Given the Zero Interest Rate Policies (ZIRP) employed by most developed world central banks is driving up risk asset prices as investor search for yield and real returns and in an environment where the IMF is lowering global growth forecasts, the key question is where to from here for equity prices?
In terms of the managers Winston Capital Partners represent, Vadim Zlotnikov, Chief Market Strategist at AllianceBernstein, suggest that market participants need to pay more attention to pricing power in 2013 stating that,
“the big question investors must ask today is whether companies are capable of growing their profits ahead of expectations in a challenging market environment. According to consensus estimates, nominal GDP growth for 2013 is expected to be almost exactly the same as last year in almost every region. That means investors shouldn’t hold their breath expecting economic growth to fuel sales. Indeed, analysts expect sales growth to decelerate—yet they also forecast an acceleration of earnings. In other words, the market thinks companies are capable of boosting profit margins.

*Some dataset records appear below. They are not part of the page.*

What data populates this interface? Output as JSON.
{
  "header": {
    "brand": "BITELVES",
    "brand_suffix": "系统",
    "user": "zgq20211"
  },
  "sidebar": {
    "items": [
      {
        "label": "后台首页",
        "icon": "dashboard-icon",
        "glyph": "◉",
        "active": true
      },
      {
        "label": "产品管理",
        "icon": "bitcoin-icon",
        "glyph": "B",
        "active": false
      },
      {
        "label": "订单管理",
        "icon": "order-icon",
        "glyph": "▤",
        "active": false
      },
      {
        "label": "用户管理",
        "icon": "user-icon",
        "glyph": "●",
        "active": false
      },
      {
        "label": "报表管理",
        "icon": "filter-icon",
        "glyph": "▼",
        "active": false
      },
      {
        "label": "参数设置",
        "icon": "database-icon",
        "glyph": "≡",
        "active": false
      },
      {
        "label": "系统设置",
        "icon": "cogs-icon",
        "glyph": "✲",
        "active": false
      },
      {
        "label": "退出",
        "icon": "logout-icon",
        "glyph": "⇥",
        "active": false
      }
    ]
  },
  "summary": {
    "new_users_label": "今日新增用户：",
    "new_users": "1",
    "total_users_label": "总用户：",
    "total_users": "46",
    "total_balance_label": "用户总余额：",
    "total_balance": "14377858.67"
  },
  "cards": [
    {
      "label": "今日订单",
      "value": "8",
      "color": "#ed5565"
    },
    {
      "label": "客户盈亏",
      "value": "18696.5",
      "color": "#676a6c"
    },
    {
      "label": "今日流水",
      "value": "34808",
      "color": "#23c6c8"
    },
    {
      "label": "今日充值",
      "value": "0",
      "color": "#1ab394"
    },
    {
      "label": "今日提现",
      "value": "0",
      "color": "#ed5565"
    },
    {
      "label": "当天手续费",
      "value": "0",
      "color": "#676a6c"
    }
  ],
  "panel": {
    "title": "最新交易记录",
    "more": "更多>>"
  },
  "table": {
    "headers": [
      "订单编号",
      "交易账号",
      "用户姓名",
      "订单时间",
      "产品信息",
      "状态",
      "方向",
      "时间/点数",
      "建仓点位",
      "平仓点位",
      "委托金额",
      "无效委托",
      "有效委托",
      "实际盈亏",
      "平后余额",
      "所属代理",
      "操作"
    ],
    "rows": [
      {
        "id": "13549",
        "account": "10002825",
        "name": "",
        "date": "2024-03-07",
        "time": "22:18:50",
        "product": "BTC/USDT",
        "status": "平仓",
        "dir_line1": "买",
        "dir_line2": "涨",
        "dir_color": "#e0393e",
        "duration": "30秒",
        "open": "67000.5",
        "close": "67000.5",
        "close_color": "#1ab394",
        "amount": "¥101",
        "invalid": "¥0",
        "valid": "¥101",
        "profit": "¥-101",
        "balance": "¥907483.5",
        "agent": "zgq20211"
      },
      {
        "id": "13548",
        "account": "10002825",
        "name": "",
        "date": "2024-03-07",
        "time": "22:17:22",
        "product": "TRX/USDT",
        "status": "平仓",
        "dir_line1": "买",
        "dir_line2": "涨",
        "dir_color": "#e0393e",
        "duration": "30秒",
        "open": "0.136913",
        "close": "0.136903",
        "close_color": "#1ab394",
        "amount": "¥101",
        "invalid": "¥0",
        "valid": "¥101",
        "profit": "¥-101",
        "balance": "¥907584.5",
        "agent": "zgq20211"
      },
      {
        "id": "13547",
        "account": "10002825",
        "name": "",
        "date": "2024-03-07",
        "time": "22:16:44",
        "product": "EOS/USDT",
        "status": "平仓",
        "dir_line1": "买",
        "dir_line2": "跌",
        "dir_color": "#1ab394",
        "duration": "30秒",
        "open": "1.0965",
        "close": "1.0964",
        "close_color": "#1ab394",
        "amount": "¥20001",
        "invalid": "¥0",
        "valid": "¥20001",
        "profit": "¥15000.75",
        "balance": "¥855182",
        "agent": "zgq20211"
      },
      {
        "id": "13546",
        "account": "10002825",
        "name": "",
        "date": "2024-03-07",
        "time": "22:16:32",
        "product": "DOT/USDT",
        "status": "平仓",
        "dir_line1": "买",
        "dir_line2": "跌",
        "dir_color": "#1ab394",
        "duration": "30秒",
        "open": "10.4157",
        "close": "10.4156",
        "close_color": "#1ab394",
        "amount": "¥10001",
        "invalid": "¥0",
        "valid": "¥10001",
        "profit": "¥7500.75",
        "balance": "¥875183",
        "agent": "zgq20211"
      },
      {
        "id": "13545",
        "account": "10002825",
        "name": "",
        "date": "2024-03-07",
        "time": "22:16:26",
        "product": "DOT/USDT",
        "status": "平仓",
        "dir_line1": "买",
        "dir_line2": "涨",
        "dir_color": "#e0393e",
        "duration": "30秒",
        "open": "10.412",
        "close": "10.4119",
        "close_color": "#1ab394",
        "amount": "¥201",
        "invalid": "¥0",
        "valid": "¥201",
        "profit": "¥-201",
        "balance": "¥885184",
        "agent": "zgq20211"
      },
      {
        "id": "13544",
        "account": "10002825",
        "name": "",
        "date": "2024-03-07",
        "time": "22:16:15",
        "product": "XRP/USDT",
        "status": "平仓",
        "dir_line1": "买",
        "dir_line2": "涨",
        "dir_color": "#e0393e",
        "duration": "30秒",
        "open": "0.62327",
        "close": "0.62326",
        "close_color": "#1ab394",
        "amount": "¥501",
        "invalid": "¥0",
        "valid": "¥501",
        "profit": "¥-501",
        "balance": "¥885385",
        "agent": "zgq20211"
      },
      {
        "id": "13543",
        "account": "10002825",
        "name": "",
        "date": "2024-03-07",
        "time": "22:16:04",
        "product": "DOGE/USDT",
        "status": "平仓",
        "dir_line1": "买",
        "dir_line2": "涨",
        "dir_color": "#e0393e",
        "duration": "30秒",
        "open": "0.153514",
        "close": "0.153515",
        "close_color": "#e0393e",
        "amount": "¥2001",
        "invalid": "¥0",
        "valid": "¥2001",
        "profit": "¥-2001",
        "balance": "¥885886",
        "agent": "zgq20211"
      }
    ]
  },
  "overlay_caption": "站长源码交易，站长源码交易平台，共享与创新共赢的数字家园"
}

In a sluggish sales environment, we think pricing power—the ability to increase the mark-up on materials and labor— is really the key to unlock more earnings, (however), this may be easier said than done. According to our analysis, inventories have been building up across the globe, and in almost every industry from autos to telecoms, (making) it much harder for companies to charge more for their products…”
In a similar vein, Wayne Peters, Chief Investment Officer at Peters MacGregor Capital Management, agrees with Vadim in supporting those companies that have true pricing power suggesting,
“the reality, as we see it, is that current rich market valuations are supported by record-high corporate profitability. In the case of the US, it is fair to assume some of the increased profitability is due to structural changes within the economy – outsourcing of low margin manufacturing to the developing world. But to some degree we believe profitability is being fueled by debt-funded demand – excess demand that, due to operating leverage, has the potential to cause a disproportionate contraction in profitability if and when government deficit spending is ultimately brought down to a sustainable level. Rather than thinking through the implications of reduced government spending and increased taxes in the medium term, we believe market participants have anchored squarely on the potential for short-term fiscal resolutions and given present rich equity values a ‘pass’!”
“…we remain firmly of the view that we are in a secular low-growth economic environment characterised by low asset returns (interest rates are universally very low and likely to stay so for some time), low growth, and prone to shock. A focus on owning quality financial assets with pricing power and good long-term prospects remains of paramount importance!…”
And lastly Dominic McCormick, Chief Investment Officer of Select Asset Management has started to position their Multi Asset Portfolios more defensively highlighting their,
“relatively cautious approach to 2013 following a strong rally in many asset classes from the pessimistic, attractively valued levels of late 2011 and mid 2012. While growing investor optimism and the chase for returns/yield can certainly carry markets higher in 2013, and major market weakness is not our central expectation, we do believe that some major market valuations are no longer cheap and now provide a lower “margin of safety” in an environment where investors are more complacent and a range of major global macro-economic risks could continue to weigh on markets. The most current of these is the lack of progress on a sustainable long term fiscal plan for the US, a situation we doubt will be adequately remedied by the upcoming debt ceiling/expenditure negotiations…”
Given these views, it might be time to review your portfolios, the underlying positions and think through what you might do differently.
Andrew Fairweather, Founding Partners and Managing Director of Winston Capital Partners